I believe that the next market downturn will wipe out several years’ worth of gains.
The chart below shows the S&P 500 price assuming hypothetical declines ranging from 10% to 60%. I also included the date of the first day the S&P 500 ever closed at or higher than yesterday’s closing price, days since that date, and approximate years since.
Yet, many investors have been chasing stocks higher over the last several years so they now sit with too much risk exposure. Many others have been adding stocks aggressively even since the November Presidential election in “fear of missing out” as the market has set record highs.
For what? To eek out a little extra return? What are they potentially gaining by adding that extra stock exposure and what are they potentially risking? Current market valuations suggest they’re gaining relatively little upside while taking on tremendous downside potential. After all, just a mild 10% correction wipes out all the gains going back over two years (not including dividends).
We really do have short-term memories, don’t we? When the market starts to slide, it will likely be quick. And while many think they’re comfortable with that volatility, we often find that’s not the case once a quarter or more of the portfolio is wiped out in a relatively short period. But the future is very bright for those of us who can remember the past and avoid temptations of thinking this “time is different.”

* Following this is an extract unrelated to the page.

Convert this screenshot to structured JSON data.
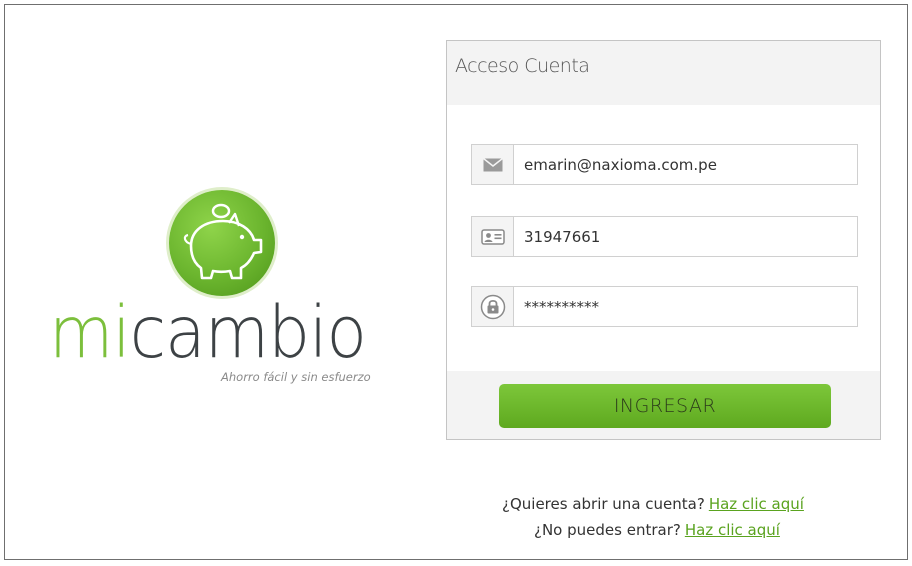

The key is to use an informed, disciplined approach. So what I have done for clients is employed sophisticated financial modeling to first identify the most appropriate long-term strategy. I refer to this long-term strategy as “neutral,” which serves as our long-term target. But, throughout the market cycle, I use market valuation and economic data to inform tactical decisions making the portfolio either more aggressive or more conservative over time, within limits, as warranted by the data.
Right now, as you can guess, my clients’ portfolios are positioned more conservatively than they would be if we were in a fairly-valued market and economic fundamentals looked sound. The goal is to make the portfolio more conservative near the top but get more aggressive near the bottom.
Getting more conservative at the top helps to preserve some dry powder that we can then deploy near the bottom when assets are much cheaper. After all, the truly great investment opportunities present themselves at the bottom in the depths of despair, but you need to have the resources available (along with patience and discipline) when everyone else is forced to sell.
As I often quote Warren Buffett, “Be fearful when others are greedy and greedy when others are fearful.”
Even if it takes two years for that downturn to materialize (I heavily doubt it will take that long), the few extra percent you could potentially make from that marginal exposure may be wiped out in a single day. It’s okay to be a little early. Patience and discipline are a prerequisite for successful investing.
Your nest egg is not a gambling bankroll. It’s the means to your financial wellness and freedom. If you have too much exposure, no one can help you after the downturn hits. The key is to be positioned appropriately before it hits. So, at the very least, let me run financial projections for you to help determine if changes are needed. The cost is very low.
Also, a quick reminder I’m offering free portfolio reviews through the end of March so just about a week left to take me up on that offer!